(This article got published in the August 2012 issue of Vedanta Kesari, a monthly English journal published from Ramakrishna Math, Chennai.)
All monastic orders of all religions follow the three cardinal rules – poverty, chastity and humility. These directly correspond to the basic psychological defects in man – greed, lust and arrogance – respectively. Most monastic orders add at least two more rules – service and contemplation. There are other rules and disciplines like silence, fasting, etc which are supplementary. Thus the five rules – poverty, chastity, humility, service and contemplation – form the bedrock for almost all monastic orders.
Poverty is followed as non-possession of any material belongings. Chastity is followed as celibacy. Humility is followed as complete submission to the head of the monastery and to God. Service is followed as various kinds of work in the monastery, medical and educational service, teaching and counselling, etc. Contemplation is followed in the form of prayer, study of scriptures, meditation, etc.
The psychological defects that a monk fights, very much trouble the other human beings also. Thus these disciplines are not exclusively for the monks. They are to be followed by the laymen also. However, due to the roles and responsibilities in the society, the way they are followed by the laymen can be a bit different.
Poverty, chastity and humility can be toned down to honesty, purity and kindness. The monk also follows honesty, purity and kindness. But the monk follows them to the extreme as poverty, chastity and humility. The laymen can be a bit relaxed.
Honesty is followed by complete congruence of knowledge, intention, words and action, and also as absence of unfair possession.
Purity is followed by decent and appropriate attitude towards the other gender. The appropriate attitude towards everyone is to look upon the person as thinking and feeling human beings, and not as physical entities.
Kindness is followed by treating everyone with dignity. It is in not exploiting the weakness of anyone, but bringing out the best in everyone by highlighting and encouraging the person’s strengths.
The last two – service and contemplation – are almost the same for both monks and laymen.
Service is followed by positive contribution by doing one’s duty towards family, profession, society and environment. It is also in charity to the needy and support for noble enterprises.
Contemplation is followed by doing everything as an offering to God and accepting the results as a gift from God. In addition to this, prayer, study of the scriptures and meditation also forms a part of the layman’s life.

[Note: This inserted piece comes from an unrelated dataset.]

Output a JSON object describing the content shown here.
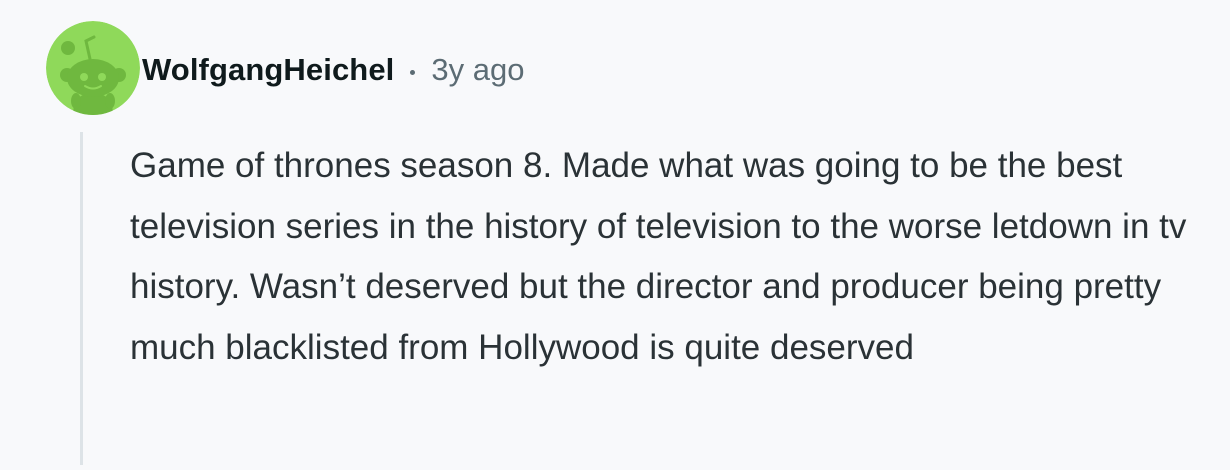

Every thinking human being – monk or layman – is a self-declared warrior against the animal propensities of lust, greed and arrogance. He has to be ruthlessly honest, pure and kind to fight the battle. Any further relaxation in this is to give up to the enemy in defeat. To fight is to rise as a man. To succumb is to fall as a brute.